Given a covariance matrix, it's simple to draw a venn diagram representing the independent and shared variance of two variables. How might one go about the same (at least, computing all pertinent areas; actual visualization not necessary) for the 3-variable case? Is this even possible?
A Venn diagram is more of an abstract way of illustrating events and probability space than a real tool.
If you have an experiment where events A and B can occur with some degree of dependence, then you can represent their joint probability distribution using a 2 by 2 table. The "upper left" corner indicates the probability that A and B are observed jointly. This is equivalent to the area of the overlap of the circles.
If there's a third event, C, then you can again represent their joint probability distribution using a 2 by 2 by 2 table. Again, the cell in the 1st table's upper left hand entry should represent the hyperarea of the intersection of probability spheres A, B, and C.

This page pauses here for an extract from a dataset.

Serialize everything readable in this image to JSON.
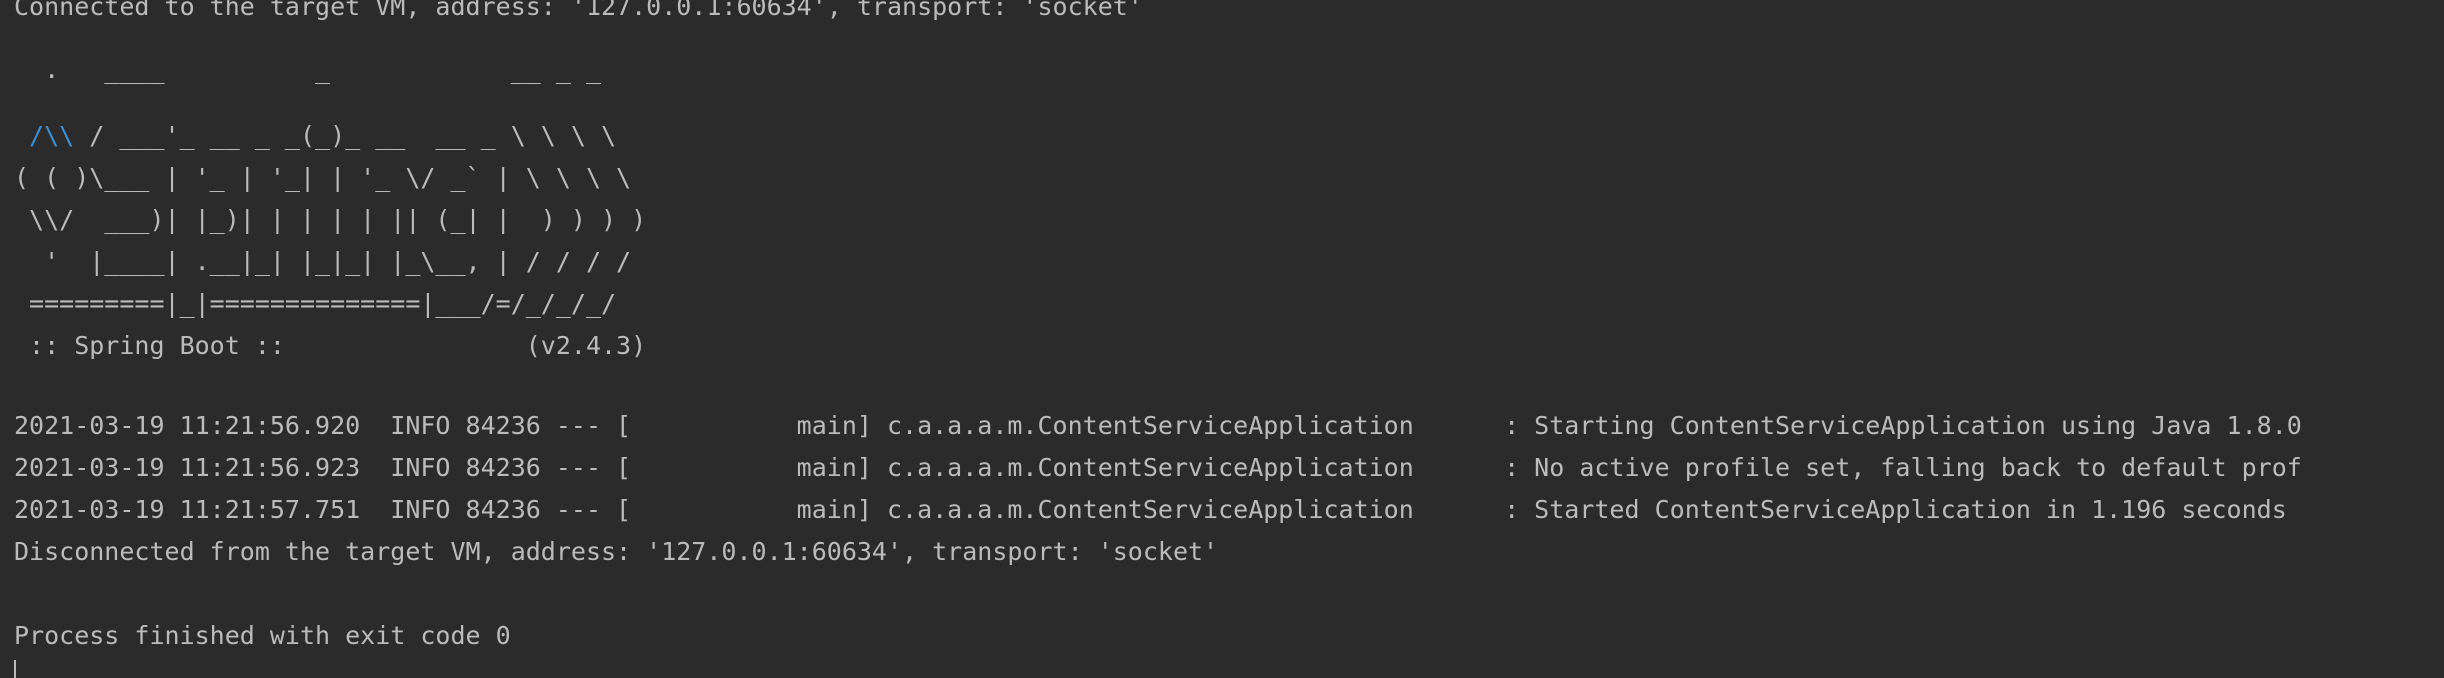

The tabular presentation of data and probability is more relevant to modern statistics whereas the Venn diagram is more of a learning tool for conceptualization.